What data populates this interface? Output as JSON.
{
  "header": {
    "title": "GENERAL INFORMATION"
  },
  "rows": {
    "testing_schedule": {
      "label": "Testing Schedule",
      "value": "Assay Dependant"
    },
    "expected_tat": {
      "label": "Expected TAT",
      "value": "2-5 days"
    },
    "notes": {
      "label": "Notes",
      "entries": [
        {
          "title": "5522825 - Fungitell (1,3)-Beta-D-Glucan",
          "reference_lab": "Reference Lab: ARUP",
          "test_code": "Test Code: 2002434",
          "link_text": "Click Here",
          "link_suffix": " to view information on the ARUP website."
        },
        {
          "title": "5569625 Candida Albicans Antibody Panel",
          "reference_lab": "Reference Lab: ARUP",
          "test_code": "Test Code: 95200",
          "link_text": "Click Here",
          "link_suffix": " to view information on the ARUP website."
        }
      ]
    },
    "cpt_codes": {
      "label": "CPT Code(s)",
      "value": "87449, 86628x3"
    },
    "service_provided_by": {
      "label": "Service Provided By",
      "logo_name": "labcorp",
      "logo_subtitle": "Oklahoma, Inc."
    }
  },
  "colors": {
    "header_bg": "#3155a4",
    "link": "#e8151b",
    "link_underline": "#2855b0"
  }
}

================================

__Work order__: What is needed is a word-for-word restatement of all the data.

__Task response__:
What data populates this interface? Output as JSON.
{
  "header": {
    "title": "GENERAL INFORMATION"
  },
  "rows": {
    "testing_schedule": {
      "label": "Testing Schedule",
      "value": "Assay Dependant"
    },
    "expected_tat": {
      "label": "Expected TAT",
      "value": "2-5 days"
    },
    "notes": {
      "label": "Notes",
      "entries": [
        {
          "title": "5522825 - Fungitell (1,3)-Beta-D-Glucan",
          "reference_lab": "Reference Lab: ARUP",
          "test_code": "Test Code: 2002434",
          "link_text": "Click Here",
          "link_suffix": " to view information on the ARUP website."
        },
        {
          "title": "5569625 Candida Albicans Antibody Panel",
          "reference_lab": "Reference Lab: ARUP",
          "test_code": "Test Code: 95200",
          "link_text": "Click Here",
          "link_suffix": " to view information on the ARUP website."
        }
      ]
    },
    "cpt_codes": {
      "label": "CPT Code(s)",
      "value": "87449, 86628x3"
    },
    "service_provided_by": {
      "label": "Service Provided By",
      "logo_name": "labcorp",
      "logo_subtitle": "Oklahoma, Inc."
    }
  },
  "colors": {
    "header_bg": "#3155a4",
    "link": "#e8151b",
    "link_underline": "#2855b0"
  }
}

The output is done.